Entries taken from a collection
────────

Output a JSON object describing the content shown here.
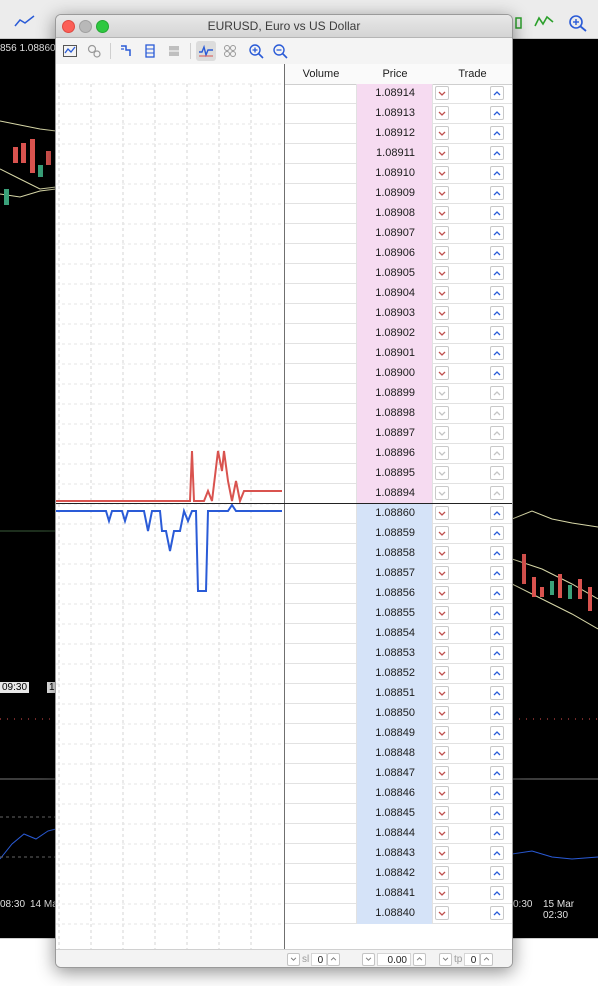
{
  "window": {
    "title": "EURUSD, Euro vs US Dollar"
  },
  "background": {
    "price_label": "856 1.08860",
    "dates": {
      "left_box": "09:30",
      "left_box2": "1",
      "left_bottom_time": "08:30",
      "left_bottom_date": "14 Ma",
      "right_bottom_time": "0:30",
      "right_bottom_date": "15 Mar 02:30"
    }
  },
  "toolbar": {
    "icons": [
      "chart-settings-icon",
      "one-click-icon",
      "depth-icon",
      "levels-icon",
      "hide-icon",
      "line-chart-icon",
      "tick-icon",
      "zoom-in-icon",
      "zoom-out-icon"
    ]
  },
  "table": {
    "headers": {
      "volume": "Volume",
      "price": "Price",
      "trade": "Trade"
    },
    "ask_prices": [
      "1.08914",
      "1.08913",
      "1.08912",
      "1.08911",
      "1.08910",
      "1.08909",
      "1.08908",
      "1.08907",
      "1.08906",
      "1.08905",
      "1.08904",
      "1.08903",
      "1.08902",
      "1.08901",
      "1.08900",
      "1.08899",
      "1.08898",
      "1.08897",
      "1.08896",
      "1.08895",
      "1.08894"
    ],
    "bid_prices": [
      "1.08860",
      "1.08859",
      "1.08858",
      "1.08857",
      "1.08856",
      "1.08855",
      "1.08854",
      "1.08853",
      "1.08852",
      "1.08851",
      "1.08850",
      "1.08849",
      "1.08848",
      "1.08847",
      "1.08846",
      "1.08845",
      "1.08844",
      "1.08843",
      "1.08842",
      "1.08841",
      "1.08840"
    ]
  },
  "controls": {
    "sl_label": "sl",
    "sl_value": "0",
    "volume_value": "0.00",
    "tp_label": "tp",
    "tp_value": "0"
  },
  "colors": {
    "ask_row": "#f6dbf1",
    "bid_row": "#d5e3f8",
    "ask_line": "#d9534f",
    "bid_line": "#2a5bd7"
  }
}
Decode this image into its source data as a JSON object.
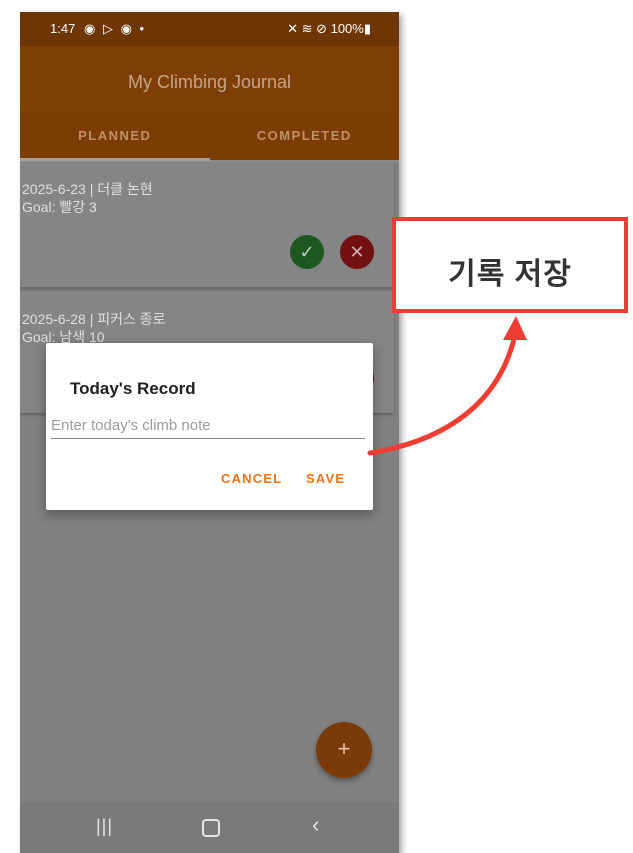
{
  "status_bar": {
    "time": "1:47",
    "left_icons": "◉ ▷ ◉ •",
    "right_icons": "✕ ≋ ⊘ 100%▮"
  },
  "app": {
    "title": "My Climbing Journal"
  },
  "tabs": [
    {
      "label": "PLANNED",
      "selected": true
    },
    {
      "label": "COMPLETED",
      "selected": false
    }
  ],
  "cards": [
    {
      "title": "2025-6-23 | 더클 논현",
      "goal": "Goal: 빨강 3"
    },
    {
      "title": "2025-6-28 | 피커스 종로",
      "goal": "Goal: 남색 10"
    }
  ],
  "icons": {
    "check": "✓",
    "close": "✕",
    "plus": "+"
  },
  "dialog": {
    "title": "Today's Record",
    "input_placeholder": "Enter today's climb note",
    "input_value": "",
    "cancel_label": "CANCEL",
    "save_label": "SAVE"
  },
  "nav": {
    "recents": "|||",
    "back": "‹"
  },
  "callout": {
    "label": "기록 저장",
    "color": "#ef3d34"
  },
  "colors": {
    "primary": "#7e3f07",
    "accent": "#e8731a",
    "success": "#1e5e21",
    "danger": "#7a1214"
  }
}
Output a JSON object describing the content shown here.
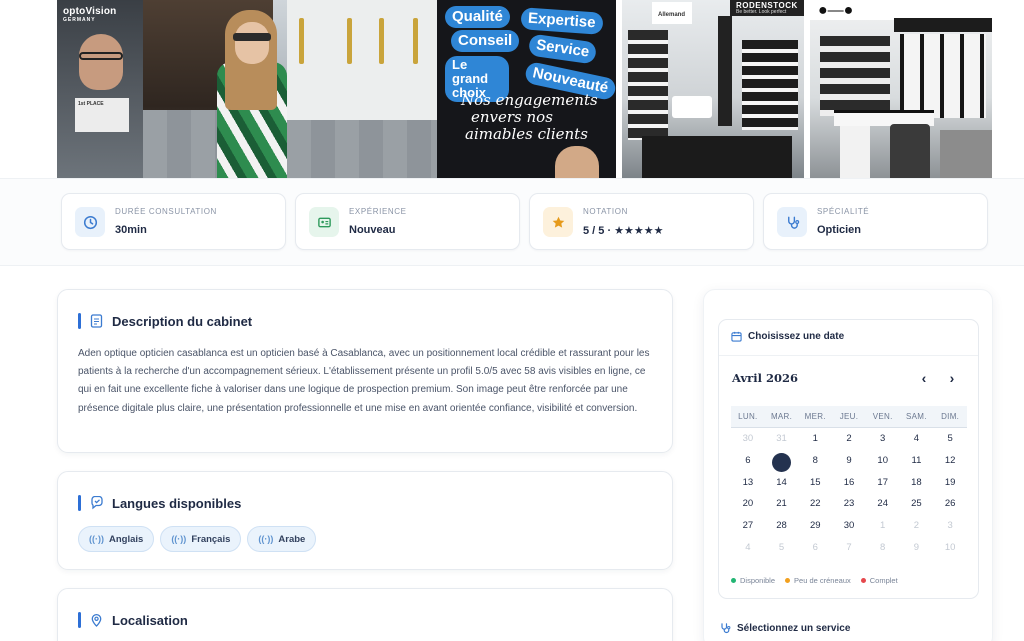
{
  "photos": {
    "ad_brand": "optoVision",
    "ad_brand_sub": "GERMANY",
    "ad_badge": "1st PLACE",
    "banner_pills": [
      "Qualité",
      "Expertise",
      "Conseil",
      "Service",
      "Le grand choix",
      "Nouveauté"
    ],
    "banner_text": [
      "Nos engagements",
      "envers nos",
      "aimables clients"
    ],
    "store_signs": [
      "Allemand",
      "RODENSTOCK",
      "Be better. Look perfect"
    ]
  },
  "stats": [
    {
      "label": "DURÉE CONSULTATION",
      "value": "30min",
      "icon": "clock-icon",
      "bg": "#e8f1fb",
      "fg": "#3b7bd0"
    },
    {
      "label": "EXPÉRIENCE",
      "value": "Nouveau",
      "icon": "id-card-icon",
      "bg": "#e6f5ec",
      "fg": "#2e9a5c"
    },
    {
      "label": "NOTATION",
      "value": "5 / 5 · ★★★★★",
      "icon": "star-icon",
      "bg": "#fdf1dc",
      "fg": "#e69a1a"
    },
    {
      "label": "SPÉCIALITÉ",
      "value": "Opticien",
      "icon": "stethoscope-icon",
      "bg": "#e8f1fb",
      "fg": "#3b7bd0"
    }
  ],
  "description": {
    "title": "Description du cabinet",
    "text": "Aden optique opticien casablanca est un opticien basé à Casablanca, avec un positionnement local crédible et rassurant pour les patients à la recherche d'un accompagnement sérieux. L'établissement présente un profil 5.0/5 avec 58 avis visibles en ligne, ce qui en fait une excellente fiche à valoriser dans une logique de prospection premium. Son image peut être renforcée par une présence digitale plus claire, une présentation professionnelle et une mise en avant orientée confiance, visibilité et conversion."
  },
  "languages": {
    "title": "Langues disponibles",
    "items": [
      "Anglais",
      "Français",
      "Arabe"
    ]
  },
  "location": {
    "title": "Localisation"
  },
  "booking": {
    "date_title": "Choisissez une date",
    "month": "Avril 2026",
    "prev": "‹",
    "next": "›",
    "weekdays": [
      "LUN.",
      "MAR.",
      "MER.",
      "JEU.",
      "VEN.",
      "SAM.",
      "DIM."
    ],
    "days": [
      {
        "d": "30",
        "m": true
      },
      {
        "d": "31",
        "m": true
      },
      {
        "d": "1"
      },
      {
        "d": "2"
      },
      {
        "d": "3"
      },
      {
        "d": "4"
      },
      {
        "d": "5"
      },
      {
        "d": "6"
      },
      {
        "d": "",
        "sel": true
      },
      {
        "d": "8"
      },
      {
        "d": "9"
      },
      {
        "d": "10"
      },
      {
        "d": "11"
      },
      {
        "d": "12"
      },
      {
        "d": "13"
      },
      {
        "d": "14"
      },
      {
        "d": "15"
      },
      {
        "d": "16"
      },
      {
        "d": "17"
      },
      {
        "d": "18"
      },
      {
        "d": "19"
      },
      {
        "d": "20"
      },
      {
        "d": "21"
      },
      {
        "d": "22"
      },
      {
        "d": "23"
      },
      {
        "d": "24"
      },
      {
        "d": "25"
      },
      {
        "d": "26"
      },
      {
        "d": "27"
      },
      {
        "d": "28"
      },
      {
        "d": "29"
      },
      {
        "d": "30"
      },
      {
        "d": "1",
        "m": true
      },
      {
        "d": "2",
        "m": true
      },
      {
        "d": "3",
        "m": true
      },
      {
        "d": "4",
        "m": true
      },
      {
        "d": "5",
        "m": true
      },
      {
        "d": "6",
        "m": true
      },
      {
        "d": "7",
        "m": true
      },
      {
        "d": "8",
        "m": true
      },
      {
        "d": "9",
        "m": true
      },
      {
        "d": "10",
        "m": true
      }
    ],
    "legend": [
      {
        "label": "Disponible",
        "color": "#22b573"
      },
      {
        "label": "Peu de créneaux",
        "color": "#f2a01e"
      },
      {
        "label": "Complet",
        "color": "#e5484d"
      }
    ],
    "service_title": "Sélectionnez un service"
  }
}
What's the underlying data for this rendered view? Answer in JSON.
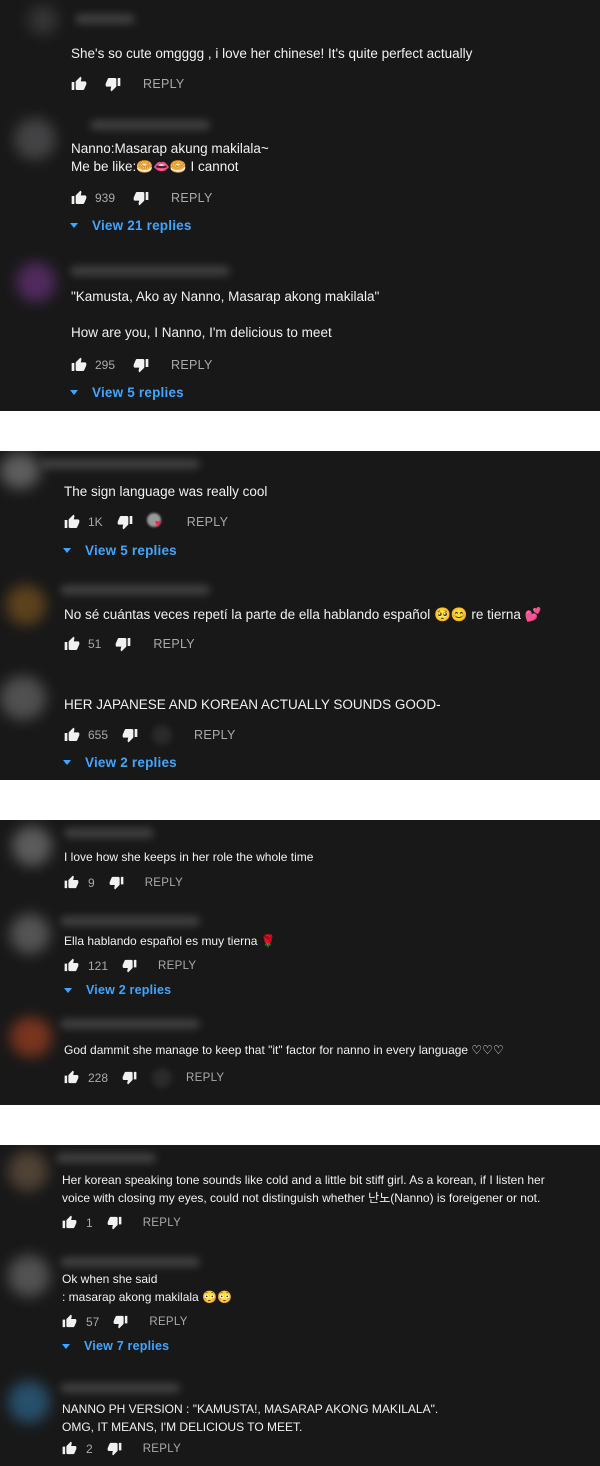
{
  "panels": [
    {
      "comments": [
        {
          "text": "She's so cute omgggg , i love her chinese! It's quite perfect actually",
          "likes": "",
          "reply_label": "REPLY"
        },
        {
          "text": "Nanno:Masarap akung makilala~\nMe be like:🥯👄🥯 I cannot",
          "likes": "939",
          "reply_label": "REPLY",
          "view_replies": "View 21 replies"
        },
        {
          "text": "\"Kamusta, Ako ay Nanno, Masarap akong makilala\"\n\nHow are you, I Nanno, I'm delicious to meet",
          "likes": "295",
          "reply_label": "REPLY",
          "view_replies": "View 5 replies"
        }
      ]
    },
    {
      "comments": [
        {
          "text": "The sign language was really cool",
          "likes": "1K",
          "reply_label": "REPLY",
          "view_replies": "View 5 replies"
        },
        {
          "text": "No sé cuántas veces repetí la parte de ella hablando español 🥺😊 re tierna 💕",
          "likes": "51",
          "reply_label": "REPLY"
        },
        {
          "text": "HER JAPANESE AND KOREAN ACTUALLY SOUNDS GOOD-",
          "likes": "655",
          "reply_label": "REPLY",
          "view_replies": "View 2 replies"
        }
      ]
    },
    {
      "comments": [
        {
          "text": "I love how she keeps in her role the whole time",
          "likes": "9",
          "reply_label": "REPLY"
        },
        {
          "text": "Ella hablando español es muy tierna 🌹",
          "likes": "121",
          "reply_label": "REPLY",
          "view_replies": "View 2 replies"
        },
        {
          "text": "God dammit she manage to keep that \"it\" factor for nanno in every language ♡♡♡",
          "likes": "228",
          "reply_label": "REPLY"
        }
      ]
    },
    {
      "comments": [
        {
          "text": "Her korean speaking tone sounds like cold and a little bit stiff girl. As a korean, if I listen her\nvoice with closing my eyes, could not distinguish whether 난노(Nanno) is foreigener or not.",
          "likes": "1",
          "reply_label": "REPLY"
        },
        {
          "text": "Ok when she said\n: masarap akong makilala 😳😳",
          "likes": "57",
          "reply_label": "REPLY",
          "view_replies": "View 7 replies"
        },
        {
          "text": "NANNO PH VERSION : \"KAMUSTA!, MASARAP AKONG MAKILALA\".\nOMG, IT MEANS, I'M DELICIOUS TO MEET.",
          "likes": "2",
          "reply_label": "REPLY"
        }
      ]
    }
  ],
  "colors": {
    "background": "#181818",
    "text": "#f1f1f1",
    "secondary_text": "#aaaaaa",
    "link": "#3ea6ff"
  },
  "icons": [
    "thumb-up-icon",
    "thumb-down-icon",
    "expand-caret-icon",
    "creator-heart-icon"
  ]
}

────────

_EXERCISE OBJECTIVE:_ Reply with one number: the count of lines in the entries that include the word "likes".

_THE COMPLETED TASK:_ 12